Start of Block

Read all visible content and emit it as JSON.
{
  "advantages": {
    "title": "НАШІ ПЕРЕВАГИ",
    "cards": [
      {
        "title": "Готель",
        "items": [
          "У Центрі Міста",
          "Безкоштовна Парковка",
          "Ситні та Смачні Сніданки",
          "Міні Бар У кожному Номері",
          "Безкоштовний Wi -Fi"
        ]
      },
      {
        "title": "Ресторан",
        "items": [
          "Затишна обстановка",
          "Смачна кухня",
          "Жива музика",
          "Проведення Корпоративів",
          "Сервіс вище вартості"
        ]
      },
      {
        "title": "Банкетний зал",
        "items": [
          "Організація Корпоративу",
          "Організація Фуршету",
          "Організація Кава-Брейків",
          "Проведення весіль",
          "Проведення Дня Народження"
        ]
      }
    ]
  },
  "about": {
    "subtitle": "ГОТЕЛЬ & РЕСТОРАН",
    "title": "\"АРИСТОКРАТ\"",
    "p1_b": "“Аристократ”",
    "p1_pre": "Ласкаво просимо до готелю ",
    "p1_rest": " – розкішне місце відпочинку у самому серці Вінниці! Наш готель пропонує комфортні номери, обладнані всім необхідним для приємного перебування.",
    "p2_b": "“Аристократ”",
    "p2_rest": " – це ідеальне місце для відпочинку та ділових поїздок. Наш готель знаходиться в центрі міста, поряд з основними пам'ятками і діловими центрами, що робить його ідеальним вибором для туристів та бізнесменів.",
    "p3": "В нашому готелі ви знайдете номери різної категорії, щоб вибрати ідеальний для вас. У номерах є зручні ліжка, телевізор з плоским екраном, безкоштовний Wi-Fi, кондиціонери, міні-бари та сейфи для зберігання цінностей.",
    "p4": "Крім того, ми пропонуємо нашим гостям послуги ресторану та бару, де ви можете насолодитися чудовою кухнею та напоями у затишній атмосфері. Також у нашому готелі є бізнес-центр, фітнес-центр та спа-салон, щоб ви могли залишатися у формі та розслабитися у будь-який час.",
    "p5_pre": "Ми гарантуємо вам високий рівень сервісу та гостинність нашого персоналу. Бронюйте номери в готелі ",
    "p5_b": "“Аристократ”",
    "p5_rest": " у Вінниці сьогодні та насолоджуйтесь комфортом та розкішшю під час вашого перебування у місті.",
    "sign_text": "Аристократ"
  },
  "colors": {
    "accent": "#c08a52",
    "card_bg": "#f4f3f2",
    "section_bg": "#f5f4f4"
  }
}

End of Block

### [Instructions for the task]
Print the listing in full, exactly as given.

### [Solution to this exercise]
Read all visible content and emit it as JSON.
{
  "advantages": {
    "title": "НАШІ ПЕРЕВАГИ",
    "cards": [
      {
        "title": "Готель",
        "items": [
          "У Центрі Міста",
          "Безкоштовна Парковка",
          "Ситні та Смачні Сніданки",
          "Міні Бар У кожному Номері",
          "Безкоштовний Wi -Fi"
        ]
      },
      {
        "title": "Ресторан",
        "items": [
          "Затишна обстановка",
          "Смачна кухня",
          "Жива музика",
          "Проведення Корпоративів",
          "Сервіс вище вартості"
        ]
      },
      {
        "title": "Банкетний зал",
        "items": [
          "Організація Корпоративу",
          "Організація Фуршету",
          "Організація Кава-Брейків",
          "Проведення весіль",
          "Проведення Дня Народження"
        ]
      }
    ]
  },
  "about": {
    "subtitle": "ГОТЕЛЬ & РЕСТОРАН",
    "title": "\"АРИСТОКРАТ\"",
    "p1_b": "“Аристократ”",
    "p1_pre": "Ласкаво просимо до готелю ",
    "p1_rest": " – розкішне місце відпочинку у самому серці Вінниці! Наш готель пропонує комфортні номери, обладнані всім необхідним для приємного перебування.",
    "p2_b": "“Аристократ”",
    "p2_rest": " – це ідеальне місце для відпочинку та ділових поїздок. Наш готель знаходиться в центрі міста, поряд з основними пам'ятками і діловими центрами, що робить його ідеальним вибором для туристів та бізнесменів.",
    "p3": "В нашому готелі ви знайдете номери різної категорії, щоб вибрати ідеальний для вас. У номерах є зручні ліжка, телевізор з плоским екраном, безкоштовний Wi-Fi, кондиціонери, міні-бари та сейфи для зберігання цінностей.",
    "p4": "Крім того, ми пропонуємо нашим гостям послуги ресторану та бару, де ви можете насолодитися чудовою кухнею та напоями у затишній атмосфері. Також у нашому готелі є бізнес-центр, фітнес-центр та спа-салон, щоб ви могли залишатися у формі та розслабитися у будь-який час.",
    "p5_pre": "Ми гарантуємо вам високий рівень сервісу та гостинність нашого персоналу. Бронюйте номери в готелі ",
    "p5_b": "“Аристократ”",
    "p5_rest": " у Вінниці сьогодні та насолоджуйтесь комфортом та розкішшю під час вашого перебування у місті.",
    "sign_text": "Аристократ"
  },
  "colors": {
    "accent": "#c08a52",
    "card_bg": "#f4f3f2",
    "section_bg": "#f5f4f4"
  }
}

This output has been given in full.